As if Mindy Kaling doesn’t already seem like the busiest woman in show business, she wrote a book called Is Everyone Hanging Out Without Me? (And Other Concerns) which I finished in just over a day and then promptly lent out to all my friends. Kaling covers a wide variety of topics including chest hair, one night stands, punching your best friend in the nose, and her own funeral wish list.

Kaling’s book left me in hysterics; it felt like I was reading the diary of my best friend. Her cheek-in-tongue humour perfectly captures the tone you would use while out for lunch with your girlfriends, and her brutally honest tales of Hollywood fame are refreshing.

The reason why I love Kaling is because she has worked hard her entire life to get to where she needs to be. When she couldn’t find roles that suited her, she wrote her own. She produced her own work until someone noticed her, and then she became the only female on the writing staff at The Office. She works 16+ hours a day. She is not afraid to be completely herself and show herself at her most unfiltered and unflattering.

Mindy Kaling is warm, personable, talented and very, very funny.

And once I finish making her a friendship bracelet, she will officially be my best friend.

Follow Andrea on Twitter @andreeahluscu.

Follow Women’s Post on Twitter at @WomensPost.

Farewell to Winnipeg’s Sweetheart

Deanna Durbin, Canada’s own Shirley Temple, died yesterday at the age of 91.

A top child actress during the Depression, Durbin played the part of the perfect child, fixing the problems of the adults around her with charm and grace.

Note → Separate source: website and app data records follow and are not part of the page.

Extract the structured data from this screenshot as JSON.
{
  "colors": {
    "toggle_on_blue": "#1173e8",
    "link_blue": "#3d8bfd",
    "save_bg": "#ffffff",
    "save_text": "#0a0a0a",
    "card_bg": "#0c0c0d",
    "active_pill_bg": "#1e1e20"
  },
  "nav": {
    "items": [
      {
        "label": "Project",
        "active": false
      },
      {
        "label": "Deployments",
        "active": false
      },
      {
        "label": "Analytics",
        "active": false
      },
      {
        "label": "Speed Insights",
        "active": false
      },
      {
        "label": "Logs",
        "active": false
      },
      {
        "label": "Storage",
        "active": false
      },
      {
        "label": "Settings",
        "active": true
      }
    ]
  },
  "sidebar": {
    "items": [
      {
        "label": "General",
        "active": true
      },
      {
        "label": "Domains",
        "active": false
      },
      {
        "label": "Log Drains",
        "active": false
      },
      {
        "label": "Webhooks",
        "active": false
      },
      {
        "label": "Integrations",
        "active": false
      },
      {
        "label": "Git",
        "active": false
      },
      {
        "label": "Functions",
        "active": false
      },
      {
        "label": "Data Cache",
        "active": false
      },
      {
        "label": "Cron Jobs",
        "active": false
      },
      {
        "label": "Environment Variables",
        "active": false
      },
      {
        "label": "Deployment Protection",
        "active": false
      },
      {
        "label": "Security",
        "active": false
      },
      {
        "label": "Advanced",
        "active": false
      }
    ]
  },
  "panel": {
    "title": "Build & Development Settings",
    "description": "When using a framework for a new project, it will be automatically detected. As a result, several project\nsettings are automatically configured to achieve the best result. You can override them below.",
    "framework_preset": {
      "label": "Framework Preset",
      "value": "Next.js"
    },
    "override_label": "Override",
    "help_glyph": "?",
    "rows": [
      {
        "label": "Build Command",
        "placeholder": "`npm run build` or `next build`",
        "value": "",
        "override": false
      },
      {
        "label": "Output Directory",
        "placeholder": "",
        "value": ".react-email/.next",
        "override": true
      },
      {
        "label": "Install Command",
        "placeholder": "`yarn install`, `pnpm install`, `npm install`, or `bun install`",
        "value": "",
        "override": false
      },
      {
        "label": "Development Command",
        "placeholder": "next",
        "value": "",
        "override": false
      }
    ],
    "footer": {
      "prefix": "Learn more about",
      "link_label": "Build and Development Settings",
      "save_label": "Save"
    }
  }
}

She hit Hollywood royalty with her first movie 1936’s Three Smart Girls, a musical comedy co-starring Nan Grey and Barbara Read. A box-office smash, it saved the faltering Universal Studios and turned her into one of Hollywood’s highest-paid actresses.

Then, in 1938, she was given a special Academy Award for her “significant contribution in bringing to the screen the spirit and personification of youth.”

Like many child actresses, problems arose when she started to move onto more adult roles. Her public wanted her to retain her youth and innocence, and reacted negatively to any attempts of Durbin’s to expand her range.

First married at 19, Durbin was told that she was not allowed to divorce because it would “ruin the image.” A second marriage would also end in divorce. Finally, at age 28, Durbin met director Charles David and married for the last time.

At this point, after starring in 21 feature films, Durbin retired.

She will be remembered by many as what she was officially dubbed: “Winnipeg’s Sweetheart.”